Start of Dataset entries

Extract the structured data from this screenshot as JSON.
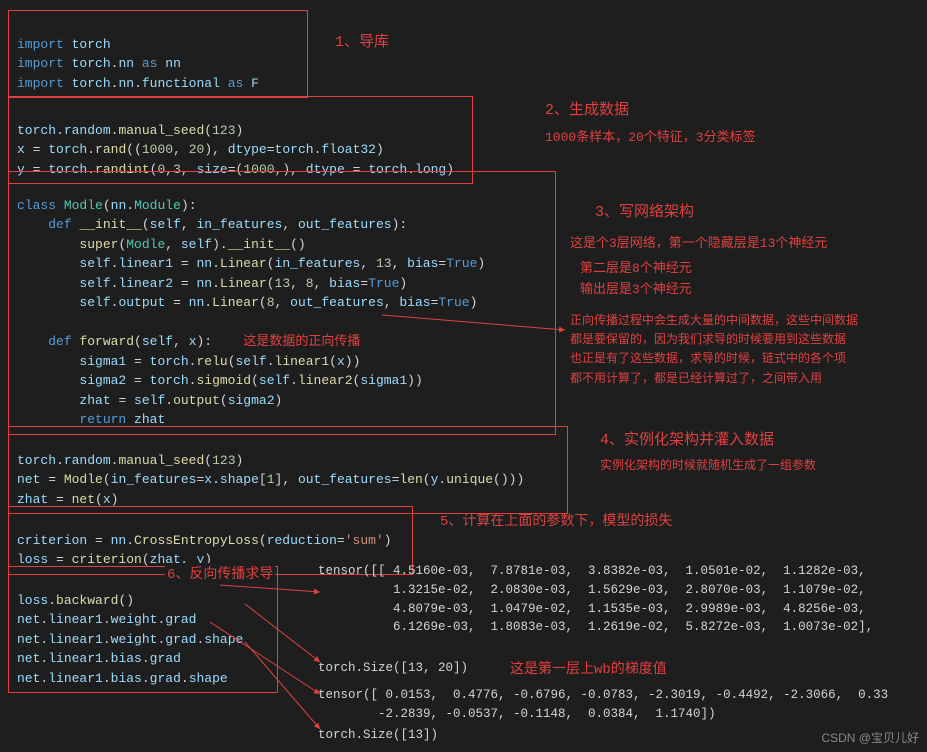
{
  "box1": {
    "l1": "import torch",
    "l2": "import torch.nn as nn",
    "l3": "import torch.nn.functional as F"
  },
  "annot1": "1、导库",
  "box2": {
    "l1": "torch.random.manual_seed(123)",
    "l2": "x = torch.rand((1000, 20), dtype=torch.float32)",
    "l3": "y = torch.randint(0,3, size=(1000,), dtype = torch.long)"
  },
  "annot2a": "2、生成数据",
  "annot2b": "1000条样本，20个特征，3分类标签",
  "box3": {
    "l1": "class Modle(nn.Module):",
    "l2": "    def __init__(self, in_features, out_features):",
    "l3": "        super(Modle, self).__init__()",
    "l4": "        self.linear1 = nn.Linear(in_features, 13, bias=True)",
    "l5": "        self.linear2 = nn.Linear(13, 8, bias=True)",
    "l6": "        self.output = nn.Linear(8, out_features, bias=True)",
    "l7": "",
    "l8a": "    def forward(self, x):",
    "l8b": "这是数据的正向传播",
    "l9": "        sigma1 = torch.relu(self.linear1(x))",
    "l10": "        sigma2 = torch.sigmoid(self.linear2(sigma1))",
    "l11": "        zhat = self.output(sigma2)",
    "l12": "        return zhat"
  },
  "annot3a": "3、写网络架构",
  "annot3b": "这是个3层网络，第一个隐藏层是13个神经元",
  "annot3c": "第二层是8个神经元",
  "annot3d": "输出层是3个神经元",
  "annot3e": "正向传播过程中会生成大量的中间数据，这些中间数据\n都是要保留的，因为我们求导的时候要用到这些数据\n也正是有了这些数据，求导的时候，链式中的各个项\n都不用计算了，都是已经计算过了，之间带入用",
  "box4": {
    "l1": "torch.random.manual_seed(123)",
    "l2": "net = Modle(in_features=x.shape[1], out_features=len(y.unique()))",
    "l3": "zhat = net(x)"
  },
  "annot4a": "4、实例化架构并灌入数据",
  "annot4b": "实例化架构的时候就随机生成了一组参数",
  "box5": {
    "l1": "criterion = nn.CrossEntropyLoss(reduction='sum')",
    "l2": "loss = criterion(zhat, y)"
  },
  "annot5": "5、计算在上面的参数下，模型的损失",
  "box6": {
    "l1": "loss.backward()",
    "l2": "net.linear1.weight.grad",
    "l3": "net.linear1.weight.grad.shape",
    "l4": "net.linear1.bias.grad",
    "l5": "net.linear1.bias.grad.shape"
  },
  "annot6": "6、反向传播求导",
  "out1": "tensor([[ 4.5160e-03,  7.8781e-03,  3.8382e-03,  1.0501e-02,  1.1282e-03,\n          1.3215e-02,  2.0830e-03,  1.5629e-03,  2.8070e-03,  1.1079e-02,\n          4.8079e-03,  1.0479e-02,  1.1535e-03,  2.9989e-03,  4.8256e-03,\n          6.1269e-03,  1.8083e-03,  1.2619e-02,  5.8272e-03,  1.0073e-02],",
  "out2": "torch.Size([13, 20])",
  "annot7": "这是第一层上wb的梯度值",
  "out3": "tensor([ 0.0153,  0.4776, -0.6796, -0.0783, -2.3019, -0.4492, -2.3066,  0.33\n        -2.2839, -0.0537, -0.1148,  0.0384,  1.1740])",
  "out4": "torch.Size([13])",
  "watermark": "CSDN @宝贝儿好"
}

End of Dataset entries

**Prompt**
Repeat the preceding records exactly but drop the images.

**Answer for the task**
Extract the structured data from this screenshot as JSON.
{
  "box1": {
    "l1": "import torch",
    "l2": "import torch.nn as nn",
    "l3": "import torch.nn.functional as F"
  },
  "annot1": "1、导库",
  "box2": {
    "l1": "torch.random.manual_seed(123)",
    "l2": "x = torch.rand((1000, 20), dtype=torch.float32)",
    "l3": "y = torch.randint(0,3, size=(1000,), dtype = torch.long)"
  },
  "annot2a": "2、生成数据",
  "annot2b": "1000条样本，20个特征，3分类标签",
  "box3": {
    "l1": "class Modle(nn.Module):",
    "l2": "    def __init__(self, in_features, out_features):",
    "l3": "        super(Modle, self).__init__()",
    "l4": "        self.linear1 = nn.Linear(in_features, 13, bias=True)",
    "l5": "        self.linear2 = nn.Linear(13, 8, bias=True)",
    "l6": "        self.output = nn.Linear(8, out_features, bias=True)",
    "l7": "",
    "l8a": "    def forward(self, x):",
    "l8b": "这是数据的正向传播",
    "l9": "        sigma1 = torch.relu(self.linear1(x))",
    "l10": "        sigma2 = torch.sigmoid(self.linear2(sigma1))",
    "l11": "        zhat = self.output(sigma2)",
    "l12": "        return zhat"
  },
  "annot3a": "3、写网络架构",
  "annot3b": "这是个3层网络，第一个隐藏层是13个神经元",
  "annot3c": "第二层是8个神经元",
  "annot3d": "输出层是3个神经元",
  "annot3e": "正向传播过程中会生成大量的中间数据，这些中间数据\n都是要保留的，因为我们求导的时候要用到这些数据\n也正是有了这些数据，求导的时候，链式中的各个项\n都不用计算了，都是已经计算过了，之间带入用",
  "box4": {
    "l1": "torch.random.manual_seed(123)",
    "l2": "net = Modle(in_features=x.shape[1], out_features=len(y.unique()))",
    "l3": "zhat = net(x)"
  },
  "annot4a": "4、实例化架构并灌入数据",
  "annot4b": "实例化架构的时候就随机生成了一组参数",
  "box5": {
    "l1": "criterion = nn.CrossEntropyLoss(reduction='sum')",
    "l2": "loss = criterion(zhat, y)"
  },
  "annot5": "5、计算在上面的参数下，模型的损失",
  "box6": {
    "l1": "loss.backward()",
    "l2": "net.linear1.weight.grad",
    "l3": "net.linear1.weight.grad.shape",
    "l4": "net.linear1.bias.grad",
    "l5": "net.linear1.bias.grad.shape"
  },
  "annot6": "6、反向传播求导",
  "out1": "tensor([[ 4.5160e-03,  7.8781e-03,  3.8382e-03,  1.0501e-02,  1.1282e-03,\n          1.3215e-02,  2.0830e-03,  1.5629e-03,  2.8070e-03,  1.1079e-02,\n          4.8079e-03,  1.0479e-02,  1.1535e-03,  2.9989e-03,  4.8256e-03,\n          6.1269e-03,  1.8083e-03,  1.2619e-02,  5.8272e-03,  1.0073e-02],",
  "out2": "torch.Size([13, 20])",
  "annot7": "这是第一层上wb的梯度值",
  "out3": "tensor([ 0.0153,  0.4776, -0.6796, -0.0783, -2.3019, -0.4492, -2.3066,  0.33\n        -2.2839, -0.0537, -0.1148,  0.0384,  1.1740])",
  "out4": "torch.Size([13])",
  "watermark": "CSDN @宝贝儿好"
}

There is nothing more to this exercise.